Task
Whenever a line in the data holds the string "this", copy that line.
--- Data excerpts ---
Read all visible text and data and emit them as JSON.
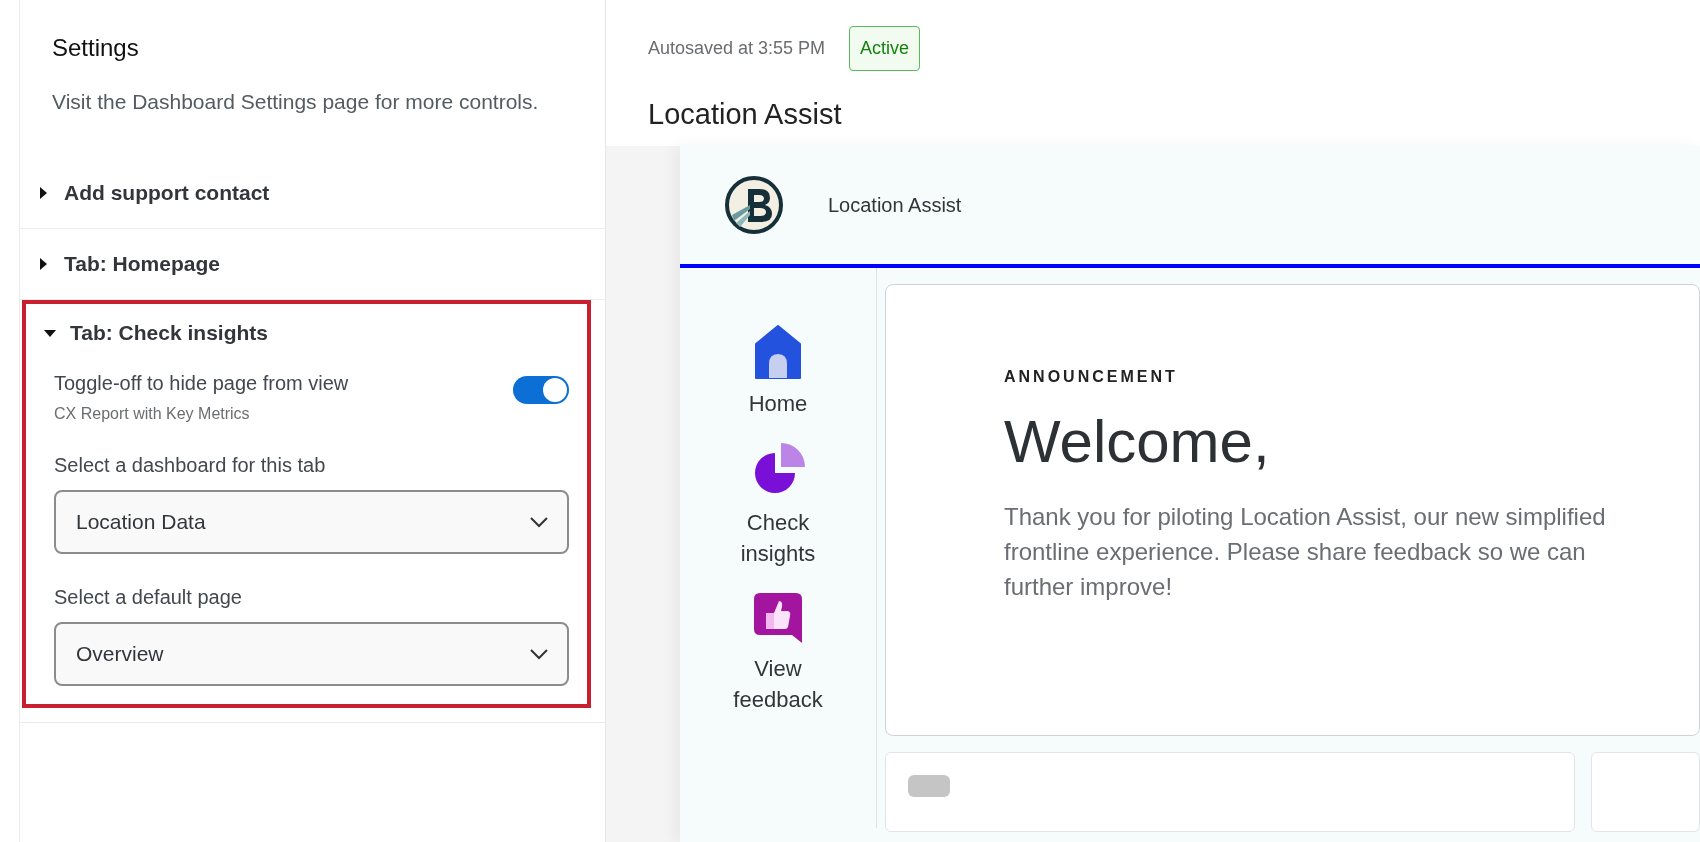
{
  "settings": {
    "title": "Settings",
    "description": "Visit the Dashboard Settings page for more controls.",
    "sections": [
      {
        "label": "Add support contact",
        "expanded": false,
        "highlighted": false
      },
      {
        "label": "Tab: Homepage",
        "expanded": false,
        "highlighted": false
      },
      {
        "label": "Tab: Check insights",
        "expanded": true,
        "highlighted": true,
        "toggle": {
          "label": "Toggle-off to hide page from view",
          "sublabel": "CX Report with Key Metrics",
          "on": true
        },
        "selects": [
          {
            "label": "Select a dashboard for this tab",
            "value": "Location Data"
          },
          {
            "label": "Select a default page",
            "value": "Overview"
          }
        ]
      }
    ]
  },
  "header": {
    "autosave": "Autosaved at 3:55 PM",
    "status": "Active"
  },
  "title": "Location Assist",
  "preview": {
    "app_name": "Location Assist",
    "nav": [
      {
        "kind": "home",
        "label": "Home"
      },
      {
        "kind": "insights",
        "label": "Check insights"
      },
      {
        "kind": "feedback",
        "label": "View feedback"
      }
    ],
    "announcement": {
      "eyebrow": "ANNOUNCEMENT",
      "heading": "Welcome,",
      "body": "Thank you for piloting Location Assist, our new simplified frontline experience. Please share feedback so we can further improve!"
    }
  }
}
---
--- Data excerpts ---
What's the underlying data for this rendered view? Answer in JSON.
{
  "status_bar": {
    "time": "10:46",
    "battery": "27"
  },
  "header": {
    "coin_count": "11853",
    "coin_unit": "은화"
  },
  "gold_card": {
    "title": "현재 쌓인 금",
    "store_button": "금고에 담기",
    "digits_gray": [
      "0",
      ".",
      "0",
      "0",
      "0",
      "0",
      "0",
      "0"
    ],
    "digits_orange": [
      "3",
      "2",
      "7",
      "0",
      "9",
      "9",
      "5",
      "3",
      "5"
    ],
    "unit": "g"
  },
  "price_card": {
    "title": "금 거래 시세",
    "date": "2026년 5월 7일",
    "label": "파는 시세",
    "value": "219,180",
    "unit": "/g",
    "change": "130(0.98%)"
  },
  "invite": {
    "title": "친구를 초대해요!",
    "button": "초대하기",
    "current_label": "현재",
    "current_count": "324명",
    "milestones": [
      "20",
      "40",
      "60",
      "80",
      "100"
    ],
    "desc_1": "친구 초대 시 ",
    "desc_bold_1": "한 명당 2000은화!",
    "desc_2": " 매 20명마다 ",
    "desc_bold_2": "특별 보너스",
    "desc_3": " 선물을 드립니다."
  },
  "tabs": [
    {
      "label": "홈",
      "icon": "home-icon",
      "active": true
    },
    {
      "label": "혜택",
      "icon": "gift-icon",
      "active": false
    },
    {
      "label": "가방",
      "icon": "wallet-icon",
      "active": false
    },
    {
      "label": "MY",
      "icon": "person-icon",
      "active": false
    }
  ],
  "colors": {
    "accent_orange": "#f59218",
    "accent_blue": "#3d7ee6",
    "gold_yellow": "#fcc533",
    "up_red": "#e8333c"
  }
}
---
Exercise solution
            "label": "Select a dashboard for this tab",
What's the underlying data for this rendered view? Answer in JSON.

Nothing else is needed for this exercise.